Each needs its own unique and tailored regime to lessen the effects and to aid the individuals in regaining some normalcy to their lives. Often these customized treatments are very expensive and difficult to obtain.

In the world of ubiquitous technology and an ever-increasing speed in visual-based treatments, these personalized therapies are becoming more accessible to the average sufferer.

What I would like to do is take you through some of the beneficial effects that gaming and VR can have on those suffering from trauma, what these treatments sometimes look like and what the pitfalls can be when using them.
I am not a specialist in psychology or trauma treatment, but I feel that increasing awareness of what is out there is beneficial to everyone, and perhaps can help those suffering from trauma to take the first step in seeking help.

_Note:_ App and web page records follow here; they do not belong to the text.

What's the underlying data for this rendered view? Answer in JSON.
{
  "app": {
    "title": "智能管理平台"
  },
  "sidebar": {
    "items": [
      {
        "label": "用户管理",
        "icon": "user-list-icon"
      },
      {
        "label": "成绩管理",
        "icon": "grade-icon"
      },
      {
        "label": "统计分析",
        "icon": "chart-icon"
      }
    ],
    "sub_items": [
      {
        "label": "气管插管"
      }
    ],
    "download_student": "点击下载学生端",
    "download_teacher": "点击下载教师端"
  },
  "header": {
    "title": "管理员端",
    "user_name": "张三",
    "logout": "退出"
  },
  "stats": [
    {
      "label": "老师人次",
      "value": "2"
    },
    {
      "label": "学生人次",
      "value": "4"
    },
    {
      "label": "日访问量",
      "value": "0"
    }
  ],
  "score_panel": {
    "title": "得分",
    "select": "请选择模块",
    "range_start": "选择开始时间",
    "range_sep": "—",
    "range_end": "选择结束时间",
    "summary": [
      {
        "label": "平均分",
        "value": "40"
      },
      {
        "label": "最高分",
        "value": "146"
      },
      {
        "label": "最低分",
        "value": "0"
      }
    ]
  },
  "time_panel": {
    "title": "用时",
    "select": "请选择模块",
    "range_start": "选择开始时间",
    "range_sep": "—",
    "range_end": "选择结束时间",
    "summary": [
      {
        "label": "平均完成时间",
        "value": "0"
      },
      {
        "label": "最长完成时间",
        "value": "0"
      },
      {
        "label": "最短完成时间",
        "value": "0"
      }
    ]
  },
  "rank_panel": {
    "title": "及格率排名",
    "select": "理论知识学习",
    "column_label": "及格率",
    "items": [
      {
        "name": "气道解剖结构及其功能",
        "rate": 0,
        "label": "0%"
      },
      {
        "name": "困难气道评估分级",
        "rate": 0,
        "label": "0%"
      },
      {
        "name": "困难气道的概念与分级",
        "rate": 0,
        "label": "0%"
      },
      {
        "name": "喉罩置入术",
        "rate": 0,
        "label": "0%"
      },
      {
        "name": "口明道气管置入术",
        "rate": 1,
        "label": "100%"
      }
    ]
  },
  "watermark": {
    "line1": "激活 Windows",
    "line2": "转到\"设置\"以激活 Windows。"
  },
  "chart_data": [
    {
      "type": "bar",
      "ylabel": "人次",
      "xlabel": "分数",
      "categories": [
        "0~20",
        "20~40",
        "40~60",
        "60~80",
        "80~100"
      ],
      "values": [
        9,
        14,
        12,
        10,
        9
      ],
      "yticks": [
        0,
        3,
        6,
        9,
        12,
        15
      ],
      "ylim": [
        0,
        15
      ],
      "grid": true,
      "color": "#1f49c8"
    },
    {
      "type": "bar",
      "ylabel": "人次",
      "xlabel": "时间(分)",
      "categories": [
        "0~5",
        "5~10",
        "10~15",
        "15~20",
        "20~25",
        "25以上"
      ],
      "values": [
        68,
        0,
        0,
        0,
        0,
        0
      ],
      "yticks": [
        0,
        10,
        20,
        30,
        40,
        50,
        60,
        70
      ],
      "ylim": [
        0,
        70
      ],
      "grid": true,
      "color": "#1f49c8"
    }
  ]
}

Games & VR as a positive mental activity

To date, a few studies have been done on the effectiveness of gaming and virtual reality gaming in therapeutic treatments. But due to the brief history of both, a lengthy study has yet to be completed. But the one thing that we can be sure of is the first-hand accounts of those that have experienced the benefit of these experiences.

A very basic exercise for those suffering from trauma is to engage in mindfulness or meditation exercises. Meditation guided through a VR system can have very positive effects on an individual’s disposition. Due to the immersive nature of VR, you can let yourself fall away into another world and detach yourself from the real world. It is as though you are “experiencing a virtual Zen garden” dedicated entirely to you.

This effect of letting go and identifying with an external locus is probably one of the most effective attributes of gaming and VR. It is the act of not focusing on yourself, on the memories and cues that cause the underlying trauma, but focusing on and engaging with another character, an avatar, on-screen who for all intents and purposes has led and now leads (through you) another life. This character has its own sense of agency to complete a quest or goal, totally independent from you.

The most effective way that games allow you to let go to offer you a challenge that requires your entire focus. And to enhance this, most games offer group challenges. These are two core drivers in improving positive emotions, personal empowerment, and social relatedness. With individuals who suffer from either PTSD or other deep trauma’s, being given a vehicle that allows easier connections with others helps them to cope with their own trauma’s much better. It takes their mind off what is troubling them and through repetition can even lead to a lessening of symptoms.
Did you enjoy this article? Then read the full version from the author’s website.

For a more behind the scenes look at how this manifests in practice, check out this PBS Frontline documentary. Master Sgt. Robert Butler, a Marine combat cameraman, recounts his struggle with PTSD and how Virtual Iraq helped.